[Web page and app entries]
====

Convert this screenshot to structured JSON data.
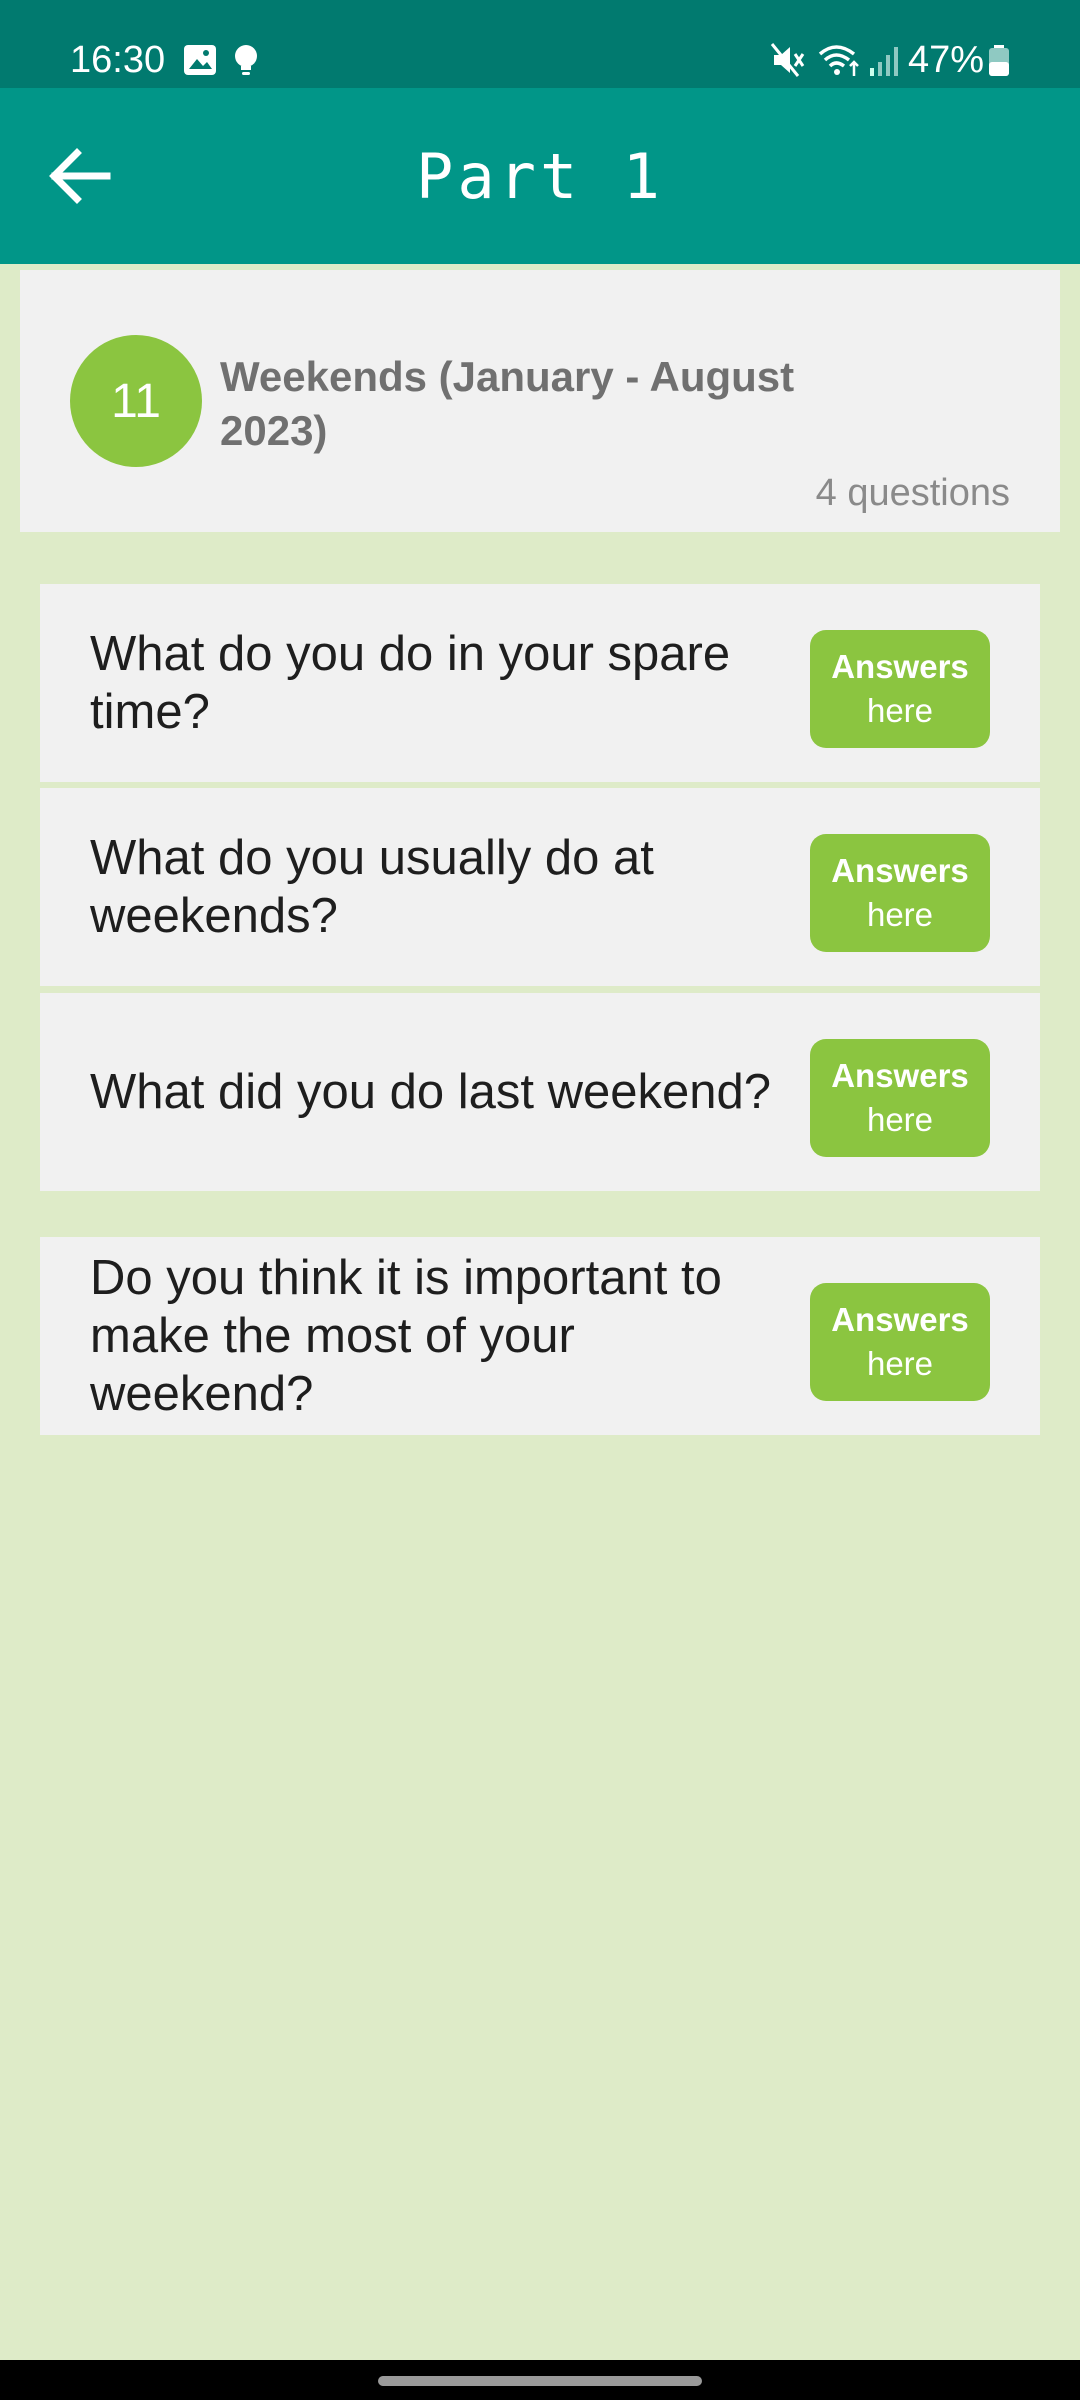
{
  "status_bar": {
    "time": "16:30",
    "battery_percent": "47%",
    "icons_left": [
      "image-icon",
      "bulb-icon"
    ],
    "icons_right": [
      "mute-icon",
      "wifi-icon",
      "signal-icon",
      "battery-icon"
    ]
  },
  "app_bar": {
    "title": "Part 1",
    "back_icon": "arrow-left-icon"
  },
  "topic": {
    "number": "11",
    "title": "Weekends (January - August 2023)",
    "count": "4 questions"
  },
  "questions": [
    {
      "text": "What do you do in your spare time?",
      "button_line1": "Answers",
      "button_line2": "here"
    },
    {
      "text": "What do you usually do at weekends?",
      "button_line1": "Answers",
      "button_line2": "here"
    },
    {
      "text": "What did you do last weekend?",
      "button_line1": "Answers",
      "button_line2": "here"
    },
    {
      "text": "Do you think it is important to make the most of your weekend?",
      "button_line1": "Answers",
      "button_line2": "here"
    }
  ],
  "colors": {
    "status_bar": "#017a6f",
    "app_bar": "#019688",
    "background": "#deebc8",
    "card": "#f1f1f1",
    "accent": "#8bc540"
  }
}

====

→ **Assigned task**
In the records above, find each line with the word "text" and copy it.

→ **Output below**
      "text": "What do you do in your spare time?",
      "text": "What do you usually do at weekends?",
      "text": "What did you do last weekend?",
      "text": "Do you think it is important to make the most of your weekend?",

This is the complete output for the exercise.